it’s funny, but I’ve just spent the last few days in a funk, after having been in a 12K race. Couldn’t quite put my finger on it, but it was because I was in a *race*. I got into running to spend more time outside and to see if I couldn’t work towards ultra distances (I’m still working). What got me about the race (it was my 4th: I’m fairly new to this) was that it reminded me that this was why I *didn’t* get into running: I’m not interested in competitions and times, I’m interested in what running does to me (helps with depression) what I can do (hopefully distance) and where it takes me (in an external and internal landsacape sense). I went on a run yesterday in the wind and setting sun and remembered what I’d decided several months ago, but seem to have forgot. That rather than race, I’d set my own challenges: sometimes with friends, sometimes just for myself, but rather than pay $$ and get the t-shirt/medal, I’d set my own goals. Next weekend I’m running 20k in the mountains with a good friend. I know it will be a much better experience than the race. Part of that is becaue of the lack of fellow feeling I had for the “jocks” who could run 12k in 45 mins but mostly because I’m actually not really interested in what they seem to be interested in: speed, times, splits etc etc. Never did like sports at school, but one of the attractions about distance running was the attitude that just doing it is the important thing: getting out there and running 20, 30, 50 km/miles *is* the result, not the time, position, place within your group.
September 27, 2012 at 1:55 PM
All good thoughts, Dave. To a certain extent I agree. Sometimes I think I’m much better off just running and not racing, because I’m slow and comparing myself to other people just makes me feel bad. But on the other hand, training for races keeps me motivated.
September 28, 2012 at 11:06 AM
yes: motivation….I entered my first race so I had something to aim for. As a new runner 7 miles seemed hard but attainable.
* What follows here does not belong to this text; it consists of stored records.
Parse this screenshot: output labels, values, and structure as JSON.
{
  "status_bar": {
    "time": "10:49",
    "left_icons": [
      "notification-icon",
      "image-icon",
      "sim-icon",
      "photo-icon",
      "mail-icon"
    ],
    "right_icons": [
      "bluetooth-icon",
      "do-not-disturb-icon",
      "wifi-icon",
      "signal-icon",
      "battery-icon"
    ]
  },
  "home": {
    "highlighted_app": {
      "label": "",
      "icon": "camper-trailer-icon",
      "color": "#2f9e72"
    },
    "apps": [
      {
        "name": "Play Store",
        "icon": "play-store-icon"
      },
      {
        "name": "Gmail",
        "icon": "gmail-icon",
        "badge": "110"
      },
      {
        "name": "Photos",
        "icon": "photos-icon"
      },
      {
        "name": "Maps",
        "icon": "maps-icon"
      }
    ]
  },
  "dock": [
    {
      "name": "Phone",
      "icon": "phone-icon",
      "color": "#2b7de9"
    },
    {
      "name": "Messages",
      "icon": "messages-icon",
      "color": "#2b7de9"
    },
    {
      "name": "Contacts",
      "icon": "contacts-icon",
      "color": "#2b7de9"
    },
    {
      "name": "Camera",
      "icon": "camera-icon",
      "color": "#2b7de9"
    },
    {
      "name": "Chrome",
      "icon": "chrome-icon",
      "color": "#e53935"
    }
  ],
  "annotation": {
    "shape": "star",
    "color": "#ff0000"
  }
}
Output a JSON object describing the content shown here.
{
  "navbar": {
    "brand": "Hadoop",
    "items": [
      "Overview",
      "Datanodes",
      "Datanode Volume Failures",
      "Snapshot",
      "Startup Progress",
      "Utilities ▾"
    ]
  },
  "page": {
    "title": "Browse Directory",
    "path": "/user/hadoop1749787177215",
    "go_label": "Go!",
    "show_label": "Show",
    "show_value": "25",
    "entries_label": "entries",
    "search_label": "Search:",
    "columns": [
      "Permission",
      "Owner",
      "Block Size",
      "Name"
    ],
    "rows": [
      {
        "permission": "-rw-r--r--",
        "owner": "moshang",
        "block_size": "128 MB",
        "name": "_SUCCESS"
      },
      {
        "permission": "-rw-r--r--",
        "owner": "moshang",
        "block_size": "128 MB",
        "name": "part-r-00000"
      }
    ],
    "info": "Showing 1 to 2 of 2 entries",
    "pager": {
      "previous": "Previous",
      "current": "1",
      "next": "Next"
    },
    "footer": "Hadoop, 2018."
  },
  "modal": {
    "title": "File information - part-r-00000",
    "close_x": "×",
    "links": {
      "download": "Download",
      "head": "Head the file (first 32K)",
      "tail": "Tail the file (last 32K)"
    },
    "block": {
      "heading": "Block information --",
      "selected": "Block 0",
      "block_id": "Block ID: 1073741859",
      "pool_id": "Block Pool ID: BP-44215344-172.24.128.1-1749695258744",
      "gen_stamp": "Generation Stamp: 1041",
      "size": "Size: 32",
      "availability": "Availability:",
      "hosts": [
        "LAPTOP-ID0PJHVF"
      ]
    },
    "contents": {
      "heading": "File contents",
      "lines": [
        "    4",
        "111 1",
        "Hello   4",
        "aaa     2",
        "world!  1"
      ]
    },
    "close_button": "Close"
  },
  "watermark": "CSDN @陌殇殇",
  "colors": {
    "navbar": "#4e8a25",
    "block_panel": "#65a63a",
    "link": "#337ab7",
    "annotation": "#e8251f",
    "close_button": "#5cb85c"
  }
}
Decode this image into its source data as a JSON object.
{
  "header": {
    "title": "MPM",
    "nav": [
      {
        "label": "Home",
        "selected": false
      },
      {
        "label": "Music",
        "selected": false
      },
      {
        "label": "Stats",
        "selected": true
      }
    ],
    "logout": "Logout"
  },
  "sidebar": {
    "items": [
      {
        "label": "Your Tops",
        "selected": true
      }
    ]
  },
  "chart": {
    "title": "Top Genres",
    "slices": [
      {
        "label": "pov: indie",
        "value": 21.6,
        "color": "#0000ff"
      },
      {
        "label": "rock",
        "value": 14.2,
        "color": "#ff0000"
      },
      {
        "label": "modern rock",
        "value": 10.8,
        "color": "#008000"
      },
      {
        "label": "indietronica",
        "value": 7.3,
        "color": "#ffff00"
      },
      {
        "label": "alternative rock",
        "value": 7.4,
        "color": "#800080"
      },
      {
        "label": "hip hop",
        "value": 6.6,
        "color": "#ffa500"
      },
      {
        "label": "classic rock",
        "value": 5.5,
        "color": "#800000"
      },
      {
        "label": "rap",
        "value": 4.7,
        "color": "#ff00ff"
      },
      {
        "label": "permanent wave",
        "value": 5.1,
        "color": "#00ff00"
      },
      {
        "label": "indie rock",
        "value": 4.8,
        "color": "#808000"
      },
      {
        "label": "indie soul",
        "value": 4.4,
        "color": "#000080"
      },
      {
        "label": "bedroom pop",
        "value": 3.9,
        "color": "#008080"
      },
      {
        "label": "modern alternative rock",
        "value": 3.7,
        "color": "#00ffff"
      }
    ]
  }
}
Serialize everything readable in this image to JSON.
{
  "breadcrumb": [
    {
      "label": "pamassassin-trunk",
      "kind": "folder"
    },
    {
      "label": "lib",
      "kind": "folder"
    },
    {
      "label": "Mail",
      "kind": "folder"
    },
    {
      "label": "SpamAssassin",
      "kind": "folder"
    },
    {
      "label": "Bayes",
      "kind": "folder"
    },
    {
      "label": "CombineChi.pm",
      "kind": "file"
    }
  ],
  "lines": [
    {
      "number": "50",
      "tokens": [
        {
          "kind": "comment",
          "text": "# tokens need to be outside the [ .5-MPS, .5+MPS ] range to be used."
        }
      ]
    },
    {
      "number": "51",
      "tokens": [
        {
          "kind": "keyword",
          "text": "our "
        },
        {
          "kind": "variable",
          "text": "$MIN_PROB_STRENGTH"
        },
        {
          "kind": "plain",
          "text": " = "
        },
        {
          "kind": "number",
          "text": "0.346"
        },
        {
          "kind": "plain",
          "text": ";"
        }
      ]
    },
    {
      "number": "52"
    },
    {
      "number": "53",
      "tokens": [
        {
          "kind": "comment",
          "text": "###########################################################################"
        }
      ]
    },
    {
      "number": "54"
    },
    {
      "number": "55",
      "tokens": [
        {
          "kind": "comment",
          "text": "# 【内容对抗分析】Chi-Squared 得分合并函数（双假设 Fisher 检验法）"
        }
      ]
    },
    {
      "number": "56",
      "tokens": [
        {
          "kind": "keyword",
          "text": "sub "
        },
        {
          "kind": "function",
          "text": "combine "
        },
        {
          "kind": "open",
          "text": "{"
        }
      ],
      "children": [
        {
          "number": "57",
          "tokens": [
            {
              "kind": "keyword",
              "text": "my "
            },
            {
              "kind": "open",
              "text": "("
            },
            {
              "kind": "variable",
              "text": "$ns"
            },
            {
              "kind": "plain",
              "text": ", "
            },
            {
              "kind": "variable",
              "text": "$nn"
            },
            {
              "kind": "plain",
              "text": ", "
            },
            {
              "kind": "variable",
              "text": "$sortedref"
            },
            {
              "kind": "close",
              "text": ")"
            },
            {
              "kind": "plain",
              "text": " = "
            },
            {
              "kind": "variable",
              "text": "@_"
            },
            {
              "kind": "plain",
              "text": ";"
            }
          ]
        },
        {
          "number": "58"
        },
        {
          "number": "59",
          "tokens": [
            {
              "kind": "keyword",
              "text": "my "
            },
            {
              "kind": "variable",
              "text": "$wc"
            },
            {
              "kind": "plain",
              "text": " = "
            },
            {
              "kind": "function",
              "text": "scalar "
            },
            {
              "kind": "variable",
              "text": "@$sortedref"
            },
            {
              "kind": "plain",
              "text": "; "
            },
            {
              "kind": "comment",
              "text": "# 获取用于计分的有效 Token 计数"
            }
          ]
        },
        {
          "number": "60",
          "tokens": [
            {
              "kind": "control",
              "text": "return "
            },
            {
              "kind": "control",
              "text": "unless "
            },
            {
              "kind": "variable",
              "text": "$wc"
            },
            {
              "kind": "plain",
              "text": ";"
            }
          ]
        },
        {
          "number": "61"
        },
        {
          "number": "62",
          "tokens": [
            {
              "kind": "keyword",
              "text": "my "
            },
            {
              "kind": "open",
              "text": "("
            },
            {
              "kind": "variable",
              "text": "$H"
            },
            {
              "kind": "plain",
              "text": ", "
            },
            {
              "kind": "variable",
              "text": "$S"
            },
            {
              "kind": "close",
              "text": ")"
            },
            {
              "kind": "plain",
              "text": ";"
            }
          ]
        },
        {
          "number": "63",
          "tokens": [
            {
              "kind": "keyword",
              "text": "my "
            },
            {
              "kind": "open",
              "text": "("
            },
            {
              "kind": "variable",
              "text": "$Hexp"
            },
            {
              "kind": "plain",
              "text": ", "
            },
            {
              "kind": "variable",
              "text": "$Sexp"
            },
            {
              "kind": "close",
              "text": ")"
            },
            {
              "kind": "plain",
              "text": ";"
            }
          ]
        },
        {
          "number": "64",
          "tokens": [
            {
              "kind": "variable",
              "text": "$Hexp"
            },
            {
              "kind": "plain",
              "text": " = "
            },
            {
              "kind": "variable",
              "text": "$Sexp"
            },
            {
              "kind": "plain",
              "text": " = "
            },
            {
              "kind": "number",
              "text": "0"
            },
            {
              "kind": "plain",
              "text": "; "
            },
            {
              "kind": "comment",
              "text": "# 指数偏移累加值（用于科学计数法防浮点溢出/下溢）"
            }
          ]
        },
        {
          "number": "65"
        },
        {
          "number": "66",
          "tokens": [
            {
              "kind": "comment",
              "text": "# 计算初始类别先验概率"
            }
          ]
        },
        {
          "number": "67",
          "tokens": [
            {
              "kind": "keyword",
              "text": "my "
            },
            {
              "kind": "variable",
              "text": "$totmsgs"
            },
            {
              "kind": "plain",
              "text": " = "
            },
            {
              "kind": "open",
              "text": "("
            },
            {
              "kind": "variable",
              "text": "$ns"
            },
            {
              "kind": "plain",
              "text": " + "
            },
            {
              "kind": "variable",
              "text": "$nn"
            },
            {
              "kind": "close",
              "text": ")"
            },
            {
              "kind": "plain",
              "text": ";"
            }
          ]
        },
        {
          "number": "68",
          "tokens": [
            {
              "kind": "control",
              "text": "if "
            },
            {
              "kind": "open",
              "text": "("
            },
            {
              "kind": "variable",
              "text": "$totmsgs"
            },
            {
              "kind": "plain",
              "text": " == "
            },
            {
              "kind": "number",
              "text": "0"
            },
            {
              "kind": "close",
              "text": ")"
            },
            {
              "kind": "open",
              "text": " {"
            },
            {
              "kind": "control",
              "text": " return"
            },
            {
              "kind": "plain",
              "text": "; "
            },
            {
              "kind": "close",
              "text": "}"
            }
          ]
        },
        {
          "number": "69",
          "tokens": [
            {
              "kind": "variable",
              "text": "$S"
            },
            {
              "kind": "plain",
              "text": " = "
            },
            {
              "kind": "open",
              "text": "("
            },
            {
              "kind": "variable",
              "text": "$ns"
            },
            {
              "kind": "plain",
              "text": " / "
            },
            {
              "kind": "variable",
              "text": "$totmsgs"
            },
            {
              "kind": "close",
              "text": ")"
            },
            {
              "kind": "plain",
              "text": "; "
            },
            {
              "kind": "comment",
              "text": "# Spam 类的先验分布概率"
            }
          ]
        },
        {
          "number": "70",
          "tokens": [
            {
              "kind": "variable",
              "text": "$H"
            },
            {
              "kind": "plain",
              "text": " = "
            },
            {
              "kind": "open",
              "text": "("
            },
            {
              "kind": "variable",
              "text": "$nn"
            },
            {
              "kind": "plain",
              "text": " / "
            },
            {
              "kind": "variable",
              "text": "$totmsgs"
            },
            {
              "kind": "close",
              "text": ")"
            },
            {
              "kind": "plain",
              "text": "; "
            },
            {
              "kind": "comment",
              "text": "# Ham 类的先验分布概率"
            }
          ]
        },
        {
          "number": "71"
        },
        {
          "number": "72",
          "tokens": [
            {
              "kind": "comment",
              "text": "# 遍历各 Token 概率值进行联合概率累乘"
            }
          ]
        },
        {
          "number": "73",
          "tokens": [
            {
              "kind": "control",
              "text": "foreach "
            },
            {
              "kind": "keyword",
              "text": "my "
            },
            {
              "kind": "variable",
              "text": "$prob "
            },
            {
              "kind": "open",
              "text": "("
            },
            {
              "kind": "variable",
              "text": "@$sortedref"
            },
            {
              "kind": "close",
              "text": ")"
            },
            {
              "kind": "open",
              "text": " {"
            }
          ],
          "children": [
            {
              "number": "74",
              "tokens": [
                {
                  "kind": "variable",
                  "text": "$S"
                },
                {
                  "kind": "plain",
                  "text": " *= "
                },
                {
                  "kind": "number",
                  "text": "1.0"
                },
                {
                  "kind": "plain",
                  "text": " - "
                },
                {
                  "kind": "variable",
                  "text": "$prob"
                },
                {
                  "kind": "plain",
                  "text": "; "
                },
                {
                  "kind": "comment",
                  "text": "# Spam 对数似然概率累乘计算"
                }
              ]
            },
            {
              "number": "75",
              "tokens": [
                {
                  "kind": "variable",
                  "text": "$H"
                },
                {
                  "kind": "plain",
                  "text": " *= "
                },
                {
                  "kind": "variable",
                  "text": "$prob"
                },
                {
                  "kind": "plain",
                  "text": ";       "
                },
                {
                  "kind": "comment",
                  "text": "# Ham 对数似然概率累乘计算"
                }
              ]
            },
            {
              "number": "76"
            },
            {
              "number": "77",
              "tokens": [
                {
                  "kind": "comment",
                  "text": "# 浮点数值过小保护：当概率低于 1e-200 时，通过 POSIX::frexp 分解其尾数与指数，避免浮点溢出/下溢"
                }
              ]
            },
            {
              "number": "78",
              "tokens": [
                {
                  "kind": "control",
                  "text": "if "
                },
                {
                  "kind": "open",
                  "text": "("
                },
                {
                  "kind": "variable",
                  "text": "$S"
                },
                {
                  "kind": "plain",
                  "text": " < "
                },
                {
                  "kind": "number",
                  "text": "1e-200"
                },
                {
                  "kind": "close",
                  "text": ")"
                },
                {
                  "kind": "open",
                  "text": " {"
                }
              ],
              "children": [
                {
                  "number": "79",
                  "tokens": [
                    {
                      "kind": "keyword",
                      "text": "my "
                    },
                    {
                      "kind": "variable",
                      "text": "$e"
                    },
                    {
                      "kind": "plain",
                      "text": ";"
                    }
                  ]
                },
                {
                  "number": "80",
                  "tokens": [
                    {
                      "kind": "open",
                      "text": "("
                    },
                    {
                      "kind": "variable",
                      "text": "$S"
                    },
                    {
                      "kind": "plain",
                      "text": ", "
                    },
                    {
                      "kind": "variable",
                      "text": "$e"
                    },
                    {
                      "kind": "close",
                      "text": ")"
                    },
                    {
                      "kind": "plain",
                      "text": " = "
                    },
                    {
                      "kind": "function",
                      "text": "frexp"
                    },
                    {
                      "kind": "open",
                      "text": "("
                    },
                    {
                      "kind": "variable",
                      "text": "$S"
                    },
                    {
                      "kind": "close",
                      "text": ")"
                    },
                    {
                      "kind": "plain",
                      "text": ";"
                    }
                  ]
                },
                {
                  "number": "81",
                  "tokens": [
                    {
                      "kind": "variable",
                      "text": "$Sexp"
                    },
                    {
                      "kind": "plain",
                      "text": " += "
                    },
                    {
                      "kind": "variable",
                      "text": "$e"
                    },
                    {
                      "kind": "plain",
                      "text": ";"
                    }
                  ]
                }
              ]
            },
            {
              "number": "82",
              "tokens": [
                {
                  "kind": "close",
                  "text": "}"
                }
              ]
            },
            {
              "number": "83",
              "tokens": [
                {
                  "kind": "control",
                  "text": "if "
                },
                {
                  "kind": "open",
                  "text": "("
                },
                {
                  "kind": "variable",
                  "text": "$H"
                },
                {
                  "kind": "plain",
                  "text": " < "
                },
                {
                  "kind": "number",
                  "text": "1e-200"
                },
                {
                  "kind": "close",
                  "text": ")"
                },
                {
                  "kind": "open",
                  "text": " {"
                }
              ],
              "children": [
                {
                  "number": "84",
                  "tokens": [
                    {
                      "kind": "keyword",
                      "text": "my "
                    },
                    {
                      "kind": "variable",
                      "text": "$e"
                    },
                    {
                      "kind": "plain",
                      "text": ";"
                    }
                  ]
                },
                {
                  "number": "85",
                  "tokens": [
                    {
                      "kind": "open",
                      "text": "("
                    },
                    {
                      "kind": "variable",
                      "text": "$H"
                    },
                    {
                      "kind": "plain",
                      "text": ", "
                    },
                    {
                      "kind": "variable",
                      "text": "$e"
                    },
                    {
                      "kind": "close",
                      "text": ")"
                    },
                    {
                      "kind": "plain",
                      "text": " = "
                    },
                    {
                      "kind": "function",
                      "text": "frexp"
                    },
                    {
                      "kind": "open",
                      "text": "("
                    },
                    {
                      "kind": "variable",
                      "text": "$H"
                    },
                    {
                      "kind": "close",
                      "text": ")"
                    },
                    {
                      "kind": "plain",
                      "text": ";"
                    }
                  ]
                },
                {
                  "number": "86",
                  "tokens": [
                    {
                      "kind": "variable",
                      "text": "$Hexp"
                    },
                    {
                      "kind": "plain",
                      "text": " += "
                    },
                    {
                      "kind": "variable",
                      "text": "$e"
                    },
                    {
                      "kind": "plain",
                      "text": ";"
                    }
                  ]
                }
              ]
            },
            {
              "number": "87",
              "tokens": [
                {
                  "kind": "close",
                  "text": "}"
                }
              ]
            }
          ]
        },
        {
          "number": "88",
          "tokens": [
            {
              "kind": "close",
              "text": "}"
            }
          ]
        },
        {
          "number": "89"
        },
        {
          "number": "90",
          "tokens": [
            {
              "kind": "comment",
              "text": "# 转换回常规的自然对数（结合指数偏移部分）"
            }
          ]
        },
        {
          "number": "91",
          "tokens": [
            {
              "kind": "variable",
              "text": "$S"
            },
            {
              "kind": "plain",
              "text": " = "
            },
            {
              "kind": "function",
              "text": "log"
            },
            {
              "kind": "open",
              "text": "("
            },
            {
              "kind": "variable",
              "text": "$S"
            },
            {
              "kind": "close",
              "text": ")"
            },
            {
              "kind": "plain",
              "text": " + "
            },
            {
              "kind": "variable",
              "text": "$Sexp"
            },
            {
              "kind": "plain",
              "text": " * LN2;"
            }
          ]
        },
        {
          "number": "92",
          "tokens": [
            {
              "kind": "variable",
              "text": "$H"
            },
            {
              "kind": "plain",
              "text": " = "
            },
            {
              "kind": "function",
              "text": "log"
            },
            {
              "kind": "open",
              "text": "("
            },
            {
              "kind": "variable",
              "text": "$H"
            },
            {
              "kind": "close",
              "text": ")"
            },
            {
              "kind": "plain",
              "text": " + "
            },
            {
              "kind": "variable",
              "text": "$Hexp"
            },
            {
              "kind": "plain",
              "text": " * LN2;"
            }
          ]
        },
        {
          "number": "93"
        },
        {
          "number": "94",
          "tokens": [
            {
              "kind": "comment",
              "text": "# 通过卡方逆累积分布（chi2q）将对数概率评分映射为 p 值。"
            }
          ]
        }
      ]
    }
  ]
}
I also wanted to see what I was like compared to other runners: turned out to be mid-pack and pleased with that. But I always wanted to run further, not faster, so I entered a few 10ks as speedwork then realised that paying to enter races as “training” was probably not a great strategy. I also realised that I don’t like the competitiveness of shorter races: they’re too fast and there isn’t much in the way of joy to be had…..So rather than run a half marathon in the Lake District which would be fast and into which I probably wouldn’t fit, I devised my own route, convinced a friend to join me and will be running 20km in the mountains, stopping when we feel like it and having a good time. Which is, at the end of the day, why I run…….Having said that I’m entered into a 10k in December in some local woods in the night time. Because THAT looks like fun: the course will be lit by fairy lights and glow sticks and Santa will be a marshall…..
September 27, 2012 at 7:38 PM
Hmm, I’m not sure. I am not competitive with other people but I am with myself. I prefer to run alone only because of the convenience of running on my schedule not someone else’s. I like team sports if people act like it is fun and not the end of the world. Maybe the problem is with them and not us.
October 19, 2012 at 2:56 PM
I love playing basketball but I also love running. I am sure playing basketball affects my running performances if for no other reason than the fact that I lose running training time. I have sort of decided though that my ultimate goal is to stay in pretty good shape, make sure my pants fit, enjoy my basketball with my friends and enjoy my running when I run. I think you can do and love both running and team sports but if I want to improve my times I will need to cut back on the basketball.